We drive the new Fortuner on all kinds of terrains—from highways to sand and hilltops, and most things in between
It may not be the case, but Toyota Fortuner looks ‘virtually indestructible’. Possibly that’s one of the reasons this full-size SUV has been the favourite in its segment for more than a decade. The new model of the Fortuner has been launched and we drive it on all kinds of terrains—from highways to sand and hilltops, and most things in between.
What are the changes?

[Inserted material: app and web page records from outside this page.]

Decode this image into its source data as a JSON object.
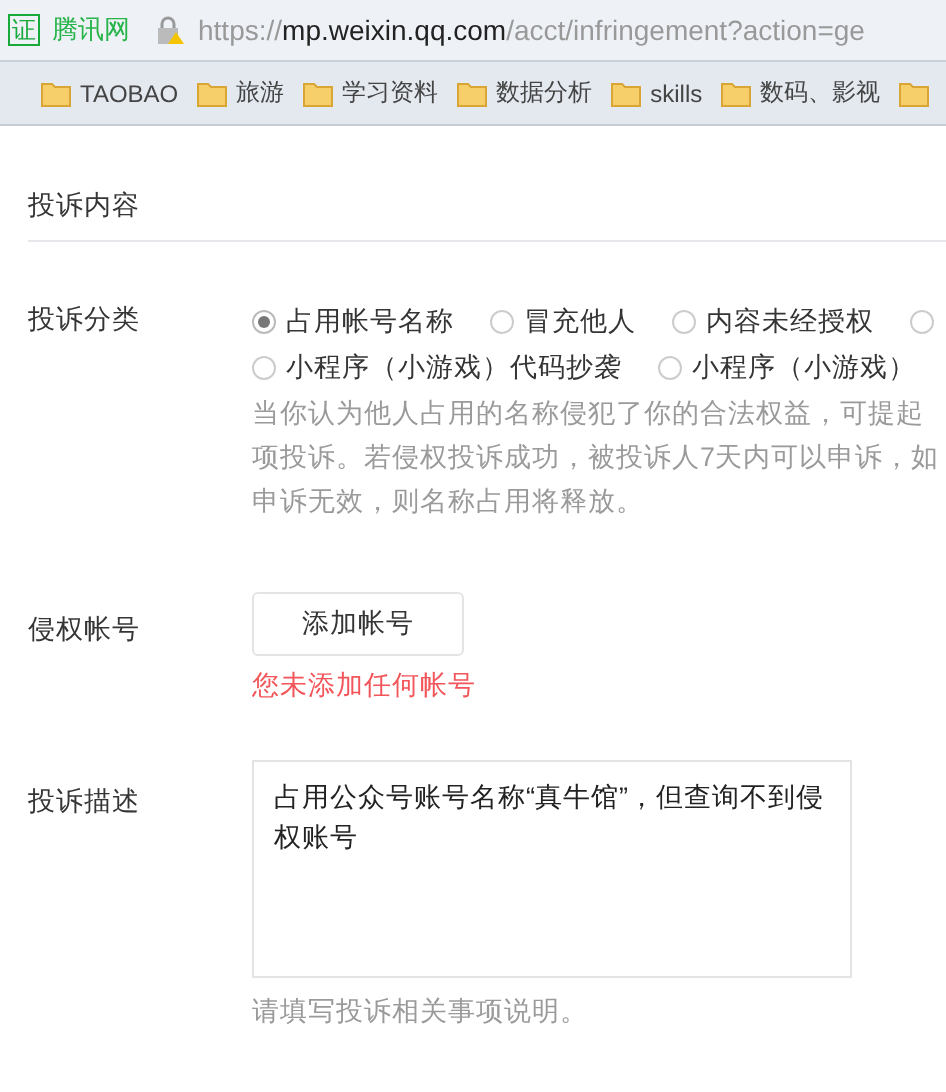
{
  "browser": {
    "site_badge": "证",
    "site_name": "腾讯网",
    "url_scheme": "https://",
    "url_domain": "mp.weixin.qq.com",
    "url_path": "/acct/infringement?action=ge"
  },
  "bookmarks": [
    {
      "label": "TAOBAO"
    },
    {
      "label": "旅游"
    },
    {
      "label": "学习资料"
    },
    {
      "label": "数据分析"
    },
    {
      "label": "skills"
    },
    {
      "label": "数码、影视"
    }
  ],
  "section_title": "投诉内容",
  "category": {
    "label": "投诉分类",
    "option_rows": [
      [
        {
          "label": "占用帐号名称",
          "selected": true
        },
        {
          "label": "冒充他人",
          "selected": false
        },
        {
          "label": "内容未经授权",
          "selected": false
        },
        {
          "selected": false
        }
      ],
      [
        {
          "label": "小程序（小游戏）代码抄袭",
          "selected": false
        },
        {
          "label": "小程序（小游戏）",
          "selected": false
        }
      ]
    ],
    "help_lines": [
      "当你认为他人占用的名称侵犯了你的合法权益，可提起",
      "项投诉。若侵权投诉成功，被投诉人7天内可以申诉，如",
      "申诉无效，则名称占用将释放。"
    ]
  },
  "account": {
    "label": "侵权帐号",
    "button": "添加帐号",
    "error": "您未添加任何帐号"
  },
  "description": {
    "label": "投诉描述",
    "value": "占用公众号账号名称“真牛馆”，但查询不到侵权账号",
    "hint": "请填写投诉相关事项说明。"
  }
}
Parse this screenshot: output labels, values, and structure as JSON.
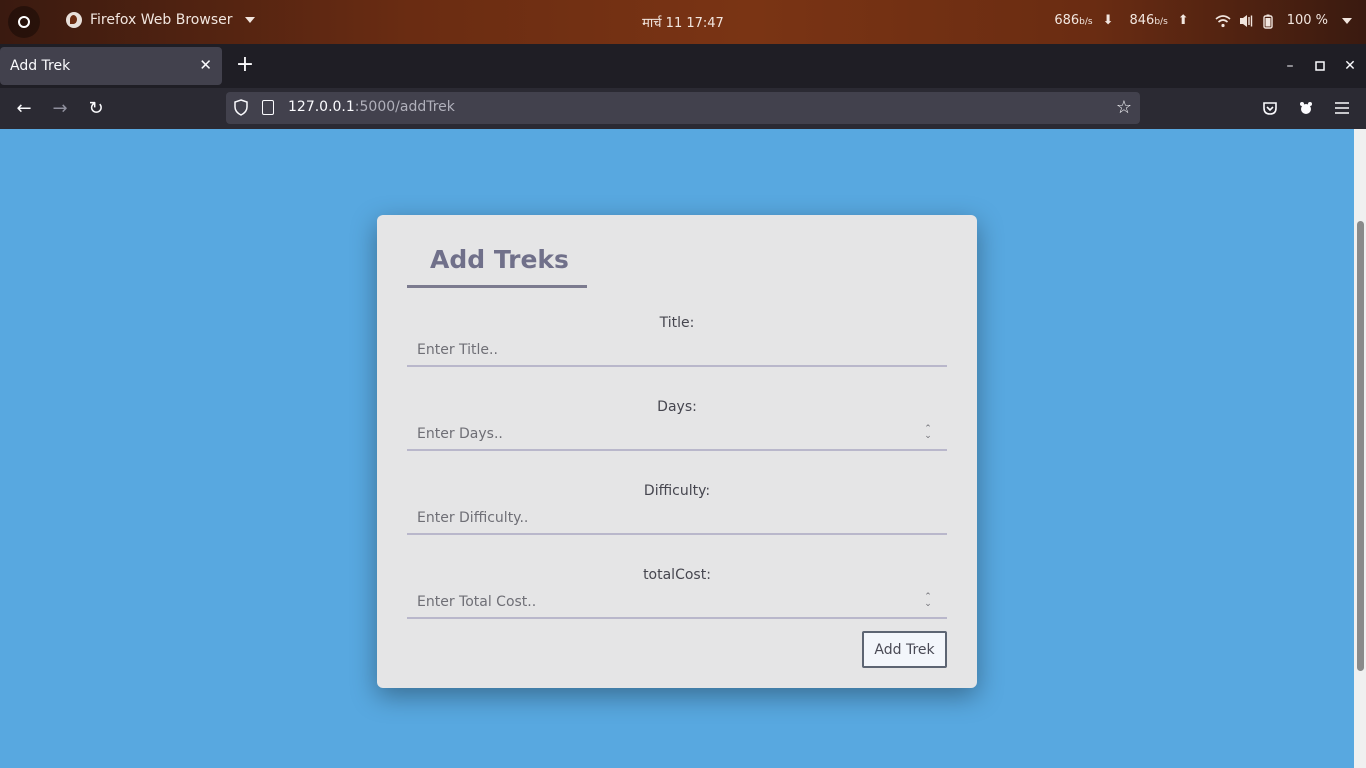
{
  "system_bar": {
    "app_name": "Firefox Web Browser",
    "datetime": "मार्च 11  17:47",
    "net_down_value": "686",
    "net_down_unit": "b/s",
    "net_up_value": "846",
    "net_up_unit": "b/s",
    "battery": "100 %"
  },
  "browser": {
    "tab_title": "Add Trek",
    "url_host": "127.0.0.1",
    "url_rest": ":5000/addTrek"
  },
  "form": {
    "heading": "Add Treks",
    "fields": [
      {
        "label": "Title:",
        "placeholder": "Enter Title.."
      },
      {
        "label": "Days:",
        "placeholder": "Enter Days.."
      },
      {
        "label": "Difficulty:",
        "placeholder": "Enter Difficulty.."
      },
      {
        "label": "totalCost:",
        "placeholder": "Enter Total Cost.."
      }
    ],
    "submit_label": "Add Trek"
  }
}
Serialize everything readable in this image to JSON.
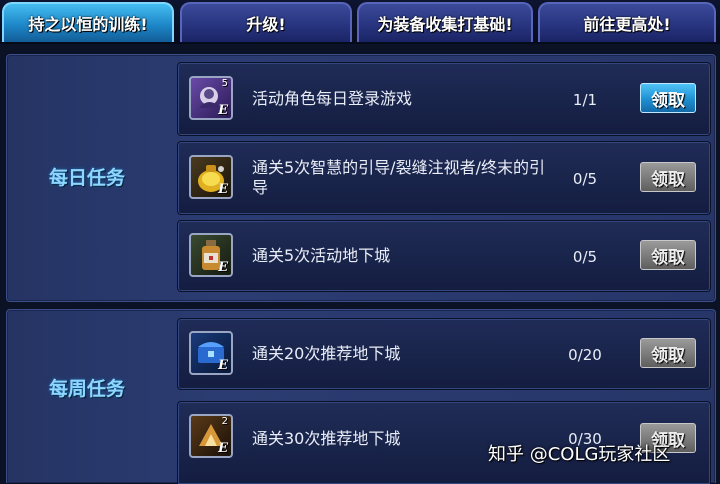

Changes include a new front grille and bumper, new headlamp design with LEDs, and new alloy wheels. Inside the cabin there are 11 JBL speakers (including subwoofer) in top-end variants. While the cabin of the new Fortuner is spacious, it doesn’t look plush. For instance, the speakers (or are these subwoofers?) on the bottom-end of the A-pillar look after-market. The plastic quality is average (it doesn’t belong to a Rs 30-lakh-plus vehicle), and the overall fit-and-finish is just okay; nothing remarkable.
How does it drive?
But as far as driving the new Fortuner is concerned, everything is ‘remarkable’. I drove the top-end four-wheel-drive variant and this can cross oceans. As always, the Fortuner is great to drive and get driven in—the 4×4 variant can go almost anywhere, from sand dunes to dry river beds, and from expressways to urban traffic. The driving position is perfect, the view from the seat is all-encompassing, the rear seating area is spacious (and very comfortable), and even the third row is decently spacious and comfortable for inter-state road trips.
The 4×4 variant can get you out of loose sand or slush just at the flick of a switch—going from 4×2 mode to 4×4 mode is a ‘rotation’ of a knob. I briefly got stuck in sand on a particular section of the Aravalli hills, and after switching into the 4×4 mode, I could get this heavy vehicle manoeuvre out of the terrain in a matter of seconds.
How much is it priced?
There are two engine options—the 2.7-litre petrol (only in 2WD variant) and the 2.8-litre diesel (in both 2WD and 4WD variants). Both engines are mated to manual and automatic gearbox options. I drove the automatic option and the gear-shift is smooth. The 2.7-litre 2WD (petrol) is priced Rs 29,98,000 for manual gearbox and Rs 31,57,000 for automatic; the 2.8-litre diesel is priced from Rs 32,48,000 to Rs 37,43,000 (ex-showroom). This clearly means that the new Fortuner is expensive, quite expensive. But for the real estate you are getting (and rupees per cubic metres), it’s a decent deal, and yes, virtually indestructible.